EXERCISE INPUT below:

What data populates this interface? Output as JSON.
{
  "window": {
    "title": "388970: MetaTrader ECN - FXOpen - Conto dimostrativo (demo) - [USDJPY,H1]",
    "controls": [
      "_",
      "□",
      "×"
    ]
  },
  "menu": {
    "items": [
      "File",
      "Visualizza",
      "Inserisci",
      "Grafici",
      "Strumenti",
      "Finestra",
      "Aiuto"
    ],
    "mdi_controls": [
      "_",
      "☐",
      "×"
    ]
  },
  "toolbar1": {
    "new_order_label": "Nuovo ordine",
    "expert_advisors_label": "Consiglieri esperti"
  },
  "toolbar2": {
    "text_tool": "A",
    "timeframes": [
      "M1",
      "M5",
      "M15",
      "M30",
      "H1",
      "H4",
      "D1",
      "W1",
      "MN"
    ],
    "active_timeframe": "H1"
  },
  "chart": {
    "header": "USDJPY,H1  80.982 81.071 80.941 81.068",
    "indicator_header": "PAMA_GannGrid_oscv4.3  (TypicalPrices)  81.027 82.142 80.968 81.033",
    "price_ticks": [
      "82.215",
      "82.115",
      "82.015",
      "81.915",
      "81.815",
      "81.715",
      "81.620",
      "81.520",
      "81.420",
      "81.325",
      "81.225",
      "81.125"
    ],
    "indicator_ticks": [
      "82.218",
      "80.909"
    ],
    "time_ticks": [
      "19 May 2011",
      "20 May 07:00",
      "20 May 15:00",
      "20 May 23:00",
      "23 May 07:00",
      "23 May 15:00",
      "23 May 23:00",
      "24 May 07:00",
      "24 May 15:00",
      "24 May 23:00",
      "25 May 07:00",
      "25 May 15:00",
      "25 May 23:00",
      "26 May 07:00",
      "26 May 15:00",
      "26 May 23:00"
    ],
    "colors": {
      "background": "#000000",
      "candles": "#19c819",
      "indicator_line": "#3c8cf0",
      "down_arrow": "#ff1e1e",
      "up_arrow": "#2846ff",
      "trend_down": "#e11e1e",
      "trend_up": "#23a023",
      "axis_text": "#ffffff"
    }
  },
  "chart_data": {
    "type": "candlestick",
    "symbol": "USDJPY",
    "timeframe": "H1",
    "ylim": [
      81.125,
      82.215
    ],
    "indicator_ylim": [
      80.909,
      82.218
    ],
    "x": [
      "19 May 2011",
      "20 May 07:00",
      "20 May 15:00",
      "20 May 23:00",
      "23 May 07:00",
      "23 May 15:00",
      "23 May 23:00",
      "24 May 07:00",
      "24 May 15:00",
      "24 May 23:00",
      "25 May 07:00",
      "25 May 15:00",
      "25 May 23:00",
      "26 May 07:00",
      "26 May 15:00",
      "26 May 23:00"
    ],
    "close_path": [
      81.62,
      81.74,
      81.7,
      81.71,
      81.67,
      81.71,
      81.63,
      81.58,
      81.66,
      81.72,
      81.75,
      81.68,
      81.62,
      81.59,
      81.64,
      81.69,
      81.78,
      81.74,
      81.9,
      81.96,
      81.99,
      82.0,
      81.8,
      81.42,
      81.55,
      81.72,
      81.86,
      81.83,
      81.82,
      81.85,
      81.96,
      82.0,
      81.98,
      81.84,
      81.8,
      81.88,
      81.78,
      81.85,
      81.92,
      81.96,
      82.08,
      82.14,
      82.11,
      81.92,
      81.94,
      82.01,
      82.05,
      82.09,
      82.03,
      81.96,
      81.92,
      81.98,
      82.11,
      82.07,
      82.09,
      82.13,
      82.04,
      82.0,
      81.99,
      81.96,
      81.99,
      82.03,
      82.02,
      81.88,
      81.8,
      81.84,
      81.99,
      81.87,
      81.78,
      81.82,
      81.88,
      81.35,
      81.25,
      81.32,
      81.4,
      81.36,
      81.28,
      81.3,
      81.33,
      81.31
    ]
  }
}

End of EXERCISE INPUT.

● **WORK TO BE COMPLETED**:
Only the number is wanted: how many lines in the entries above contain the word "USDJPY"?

● **RESULT**:
3